½ teaspoon salt Seedless red raspberry, cherry or other red jam
Preheat oven to 325 degrees. Cream butter and sugar; add egg yolks; beat until light. Add almond extract, sifted flour and salt and mix well. Shape into 1-inch balls and place on cookie sheets. Press finger into the center of each to create a small well. Bake cookies for 20 to 25 minutes. Press again with finger. Cool; fill centers with jam. Sprinkle with confectioners’ sugar. Makes about 3 dozen.
Recipe courtesy of Edith Shepard
1 cup oil or melted Crisco Lemon or anise extract, to taste
1 cup sugar
4 teaspoons baking powder
Approximately 3 to 3½ cups flour
Beat the eggs until light.
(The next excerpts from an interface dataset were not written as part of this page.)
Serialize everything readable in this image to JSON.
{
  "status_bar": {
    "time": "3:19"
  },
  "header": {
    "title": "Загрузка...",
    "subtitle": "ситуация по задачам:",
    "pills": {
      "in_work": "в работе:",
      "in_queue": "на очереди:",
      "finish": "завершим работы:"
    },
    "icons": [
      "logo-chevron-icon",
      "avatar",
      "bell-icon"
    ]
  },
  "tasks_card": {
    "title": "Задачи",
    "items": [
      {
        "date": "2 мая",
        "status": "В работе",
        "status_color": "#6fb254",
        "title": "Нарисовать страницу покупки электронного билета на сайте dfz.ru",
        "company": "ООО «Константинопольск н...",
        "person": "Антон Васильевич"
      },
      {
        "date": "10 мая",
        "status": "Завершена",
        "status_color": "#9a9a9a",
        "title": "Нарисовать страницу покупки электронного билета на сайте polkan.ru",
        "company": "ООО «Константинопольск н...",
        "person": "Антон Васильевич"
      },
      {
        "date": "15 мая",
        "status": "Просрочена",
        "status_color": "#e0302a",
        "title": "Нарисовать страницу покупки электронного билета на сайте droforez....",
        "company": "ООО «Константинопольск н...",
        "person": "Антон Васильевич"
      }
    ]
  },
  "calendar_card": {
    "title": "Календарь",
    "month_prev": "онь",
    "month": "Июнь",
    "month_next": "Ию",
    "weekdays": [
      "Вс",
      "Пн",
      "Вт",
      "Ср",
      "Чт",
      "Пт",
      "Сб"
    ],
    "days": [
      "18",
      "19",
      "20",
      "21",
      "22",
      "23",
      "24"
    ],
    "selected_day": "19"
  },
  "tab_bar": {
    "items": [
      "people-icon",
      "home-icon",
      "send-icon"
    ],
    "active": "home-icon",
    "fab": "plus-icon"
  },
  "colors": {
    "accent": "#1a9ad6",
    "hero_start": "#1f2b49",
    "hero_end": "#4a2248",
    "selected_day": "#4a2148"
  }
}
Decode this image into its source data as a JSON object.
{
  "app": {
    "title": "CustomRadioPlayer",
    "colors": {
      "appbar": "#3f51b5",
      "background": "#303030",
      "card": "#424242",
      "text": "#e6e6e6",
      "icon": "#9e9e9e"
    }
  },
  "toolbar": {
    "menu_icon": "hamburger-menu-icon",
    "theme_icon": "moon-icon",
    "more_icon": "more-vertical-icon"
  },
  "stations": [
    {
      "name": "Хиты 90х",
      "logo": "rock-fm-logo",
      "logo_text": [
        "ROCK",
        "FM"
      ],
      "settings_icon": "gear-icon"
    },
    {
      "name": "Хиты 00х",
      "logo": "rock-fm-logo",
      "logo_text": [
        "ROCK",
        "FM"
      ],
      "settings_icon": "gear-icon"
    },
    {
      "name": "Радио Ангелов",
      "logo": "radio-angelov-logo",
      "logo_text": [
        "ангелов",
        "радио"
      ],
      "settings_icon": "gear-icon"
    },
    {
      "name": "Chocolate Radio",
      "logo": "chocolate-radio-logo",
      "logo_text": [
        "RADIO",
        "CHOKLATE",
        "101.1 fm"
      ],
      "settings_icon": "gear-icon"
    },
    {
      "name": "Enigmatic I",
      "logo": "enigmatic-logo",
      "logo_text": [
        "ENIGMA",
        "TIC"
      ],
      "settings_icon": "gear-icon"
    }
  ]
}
Add the oil, lemon or anise extract and sugar. Mix well. Stir in baking powder and flour ½ cup at a time for a total of approximately 3 to 3½ cups, depending on the size of the eggs. The dough is on the soft side.
Heat pizzelle iron. Drop teaspoons of batter into the center of the patterns, close the lid and cook. The time depends on the iron. Cool on wire racks.
Recipe courtesy of Frances Delcontie
Italian Chocolate Cookies INGREDIENTS
3¾ cups sifted flour
1 cup sugar
½ cup cocoa
1 teaspoon cinnamon
1 teaspoon cloves
1 teaspoon ginger
1 teaspoon allspice
1 teaspoon baking soda
1 teaspoon baking powder
½ cup cooking oil (canola)
1 cup milk Frosting:
2 cups confectioners’ sugar
Combine all dry ingredients and sift together four times. Put in a large bowl and make a well. Add oil and milk and mix thoroughly. Dough will be firm. Break off pieces as big as walnuts and roll between palms of hands. Press ever so slightly onto a lightly greased cookie sheet. Bake at 350 degrees for 10 minutes.
You also can add 1 cup of raisins, ½ cup chopped nuts and 1 cup chocolate bits. These can be added alone or in combination. Make a confectioners’ sugar frosting and dip cookies in it when cooled thoroughly.
Frosting: Add milk to 2 cups of confectioners’ sugar until frosting is thick enough, so it won’t run off cookie.
Recipe courtesy of Frances Delcontie
Seedless red raspberry jam fills these fingerklatschen, easy-to-make thumbprint cookies.
Frances Delcontie treasures this handwritten recipe from her grandmother.
Beautifully iced and decorated sugar cookies are always a hit at a cookie exchange.
Frances Delcontie’s aunt used a typewriter to share this recipe for Italian chocolate cookies.
Fellow bakers Gloria Kristof, Frances Delcontie and Linda Wolfe offer their cookieexchange expertise.